Advanced technology systems that track drivers' eyes when they are in danger of falling asleep are set to become mandatory for all cars within five years. 

This new technology could prevent hundreds of deaths on the road each year. Already available in some manufacturers' cars, the monitoring systems measure the percentage of time a drivers' eyes are closed. 

If they appear to be getting drowsy, an alert sounds urging them to take a break. In more advanced versions, if the warning is ignored, the car will enter an emergency state with its speed automatically reduced and a message sent out to a call centre requesting that a phone call is made to the driver. 

If the driver still doesn't respond, an emergency stop can then be activated, with the on-call system staying on the line and sending further help if needed. 

The European Parliament has brought in rules to make the system compulsory from May 2022 and for all new vehicles from May 2024. It will be similar for the UK, regardless of Brexit, under technical specifications developed by the United Nations Economic Commission for Europe. 

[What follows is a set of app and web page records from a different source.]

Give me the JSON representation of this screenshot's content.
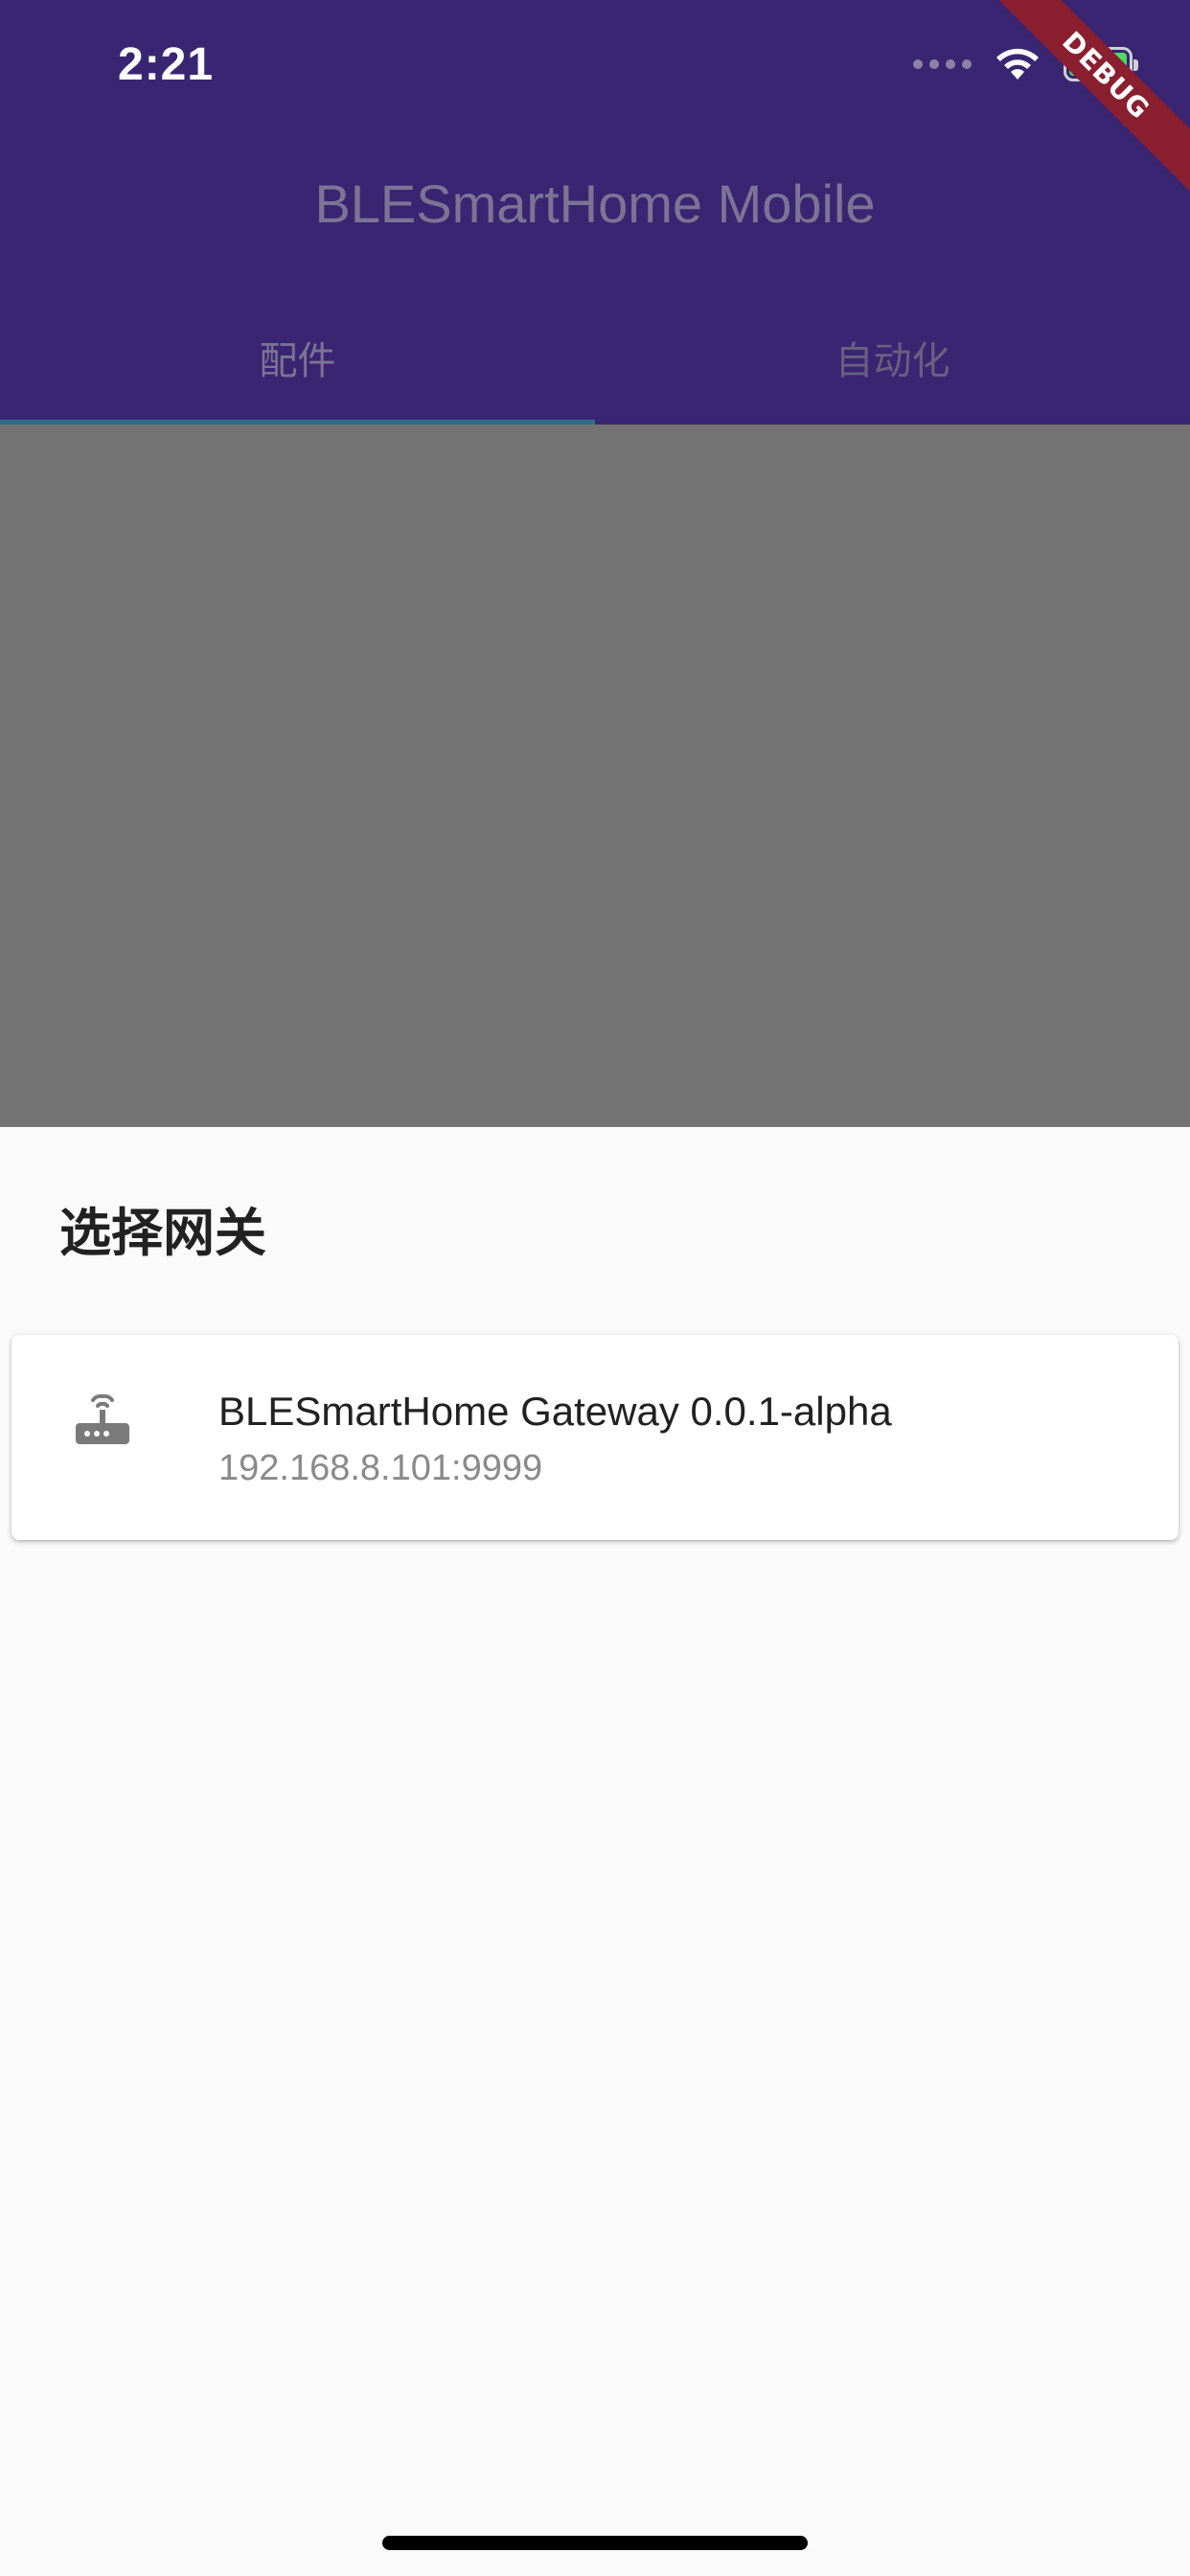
{
  "status_bar": {
    "time": "2:21",
    "icons": [
      "cellular-signal-icon",
      "wifi-icon",
      "battery-charging-icon"
    ]
  },
  "debug_banner": {
    "label": "DEBUG",
    "color": "#8a1f2f"
  },
  "app_bar": {
    "title": "BLESmartHome Mobile",
    "background_color": "#3a2573",
    "tabs": [
      {
        "label": "配件",
        "selected": true
      },
      {
        "label": "自动化",
        "selected": false
      }
    ]
  },
  "sheet": {
    "title": "选择网关",
    "gateways": [
      {
        "icon": "router-icon",
        "name": "BLESmartHome Gateway 0.0.1-alpha",
        "address": "192.168.8.101:9999"
      }
    ]
  }
}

To make it mandatory in the UK the Government will have to agree it in Parliament at a later date. 

Road casualty statistics show that drowsy drivers contributed to 53 fatal and 351 serious crashes in the UK in 2017. 

In March, Volvo announced that from the early 2020s all of its models will be fitted with driver-monitoring technology to tackle distracted or drunk drivers.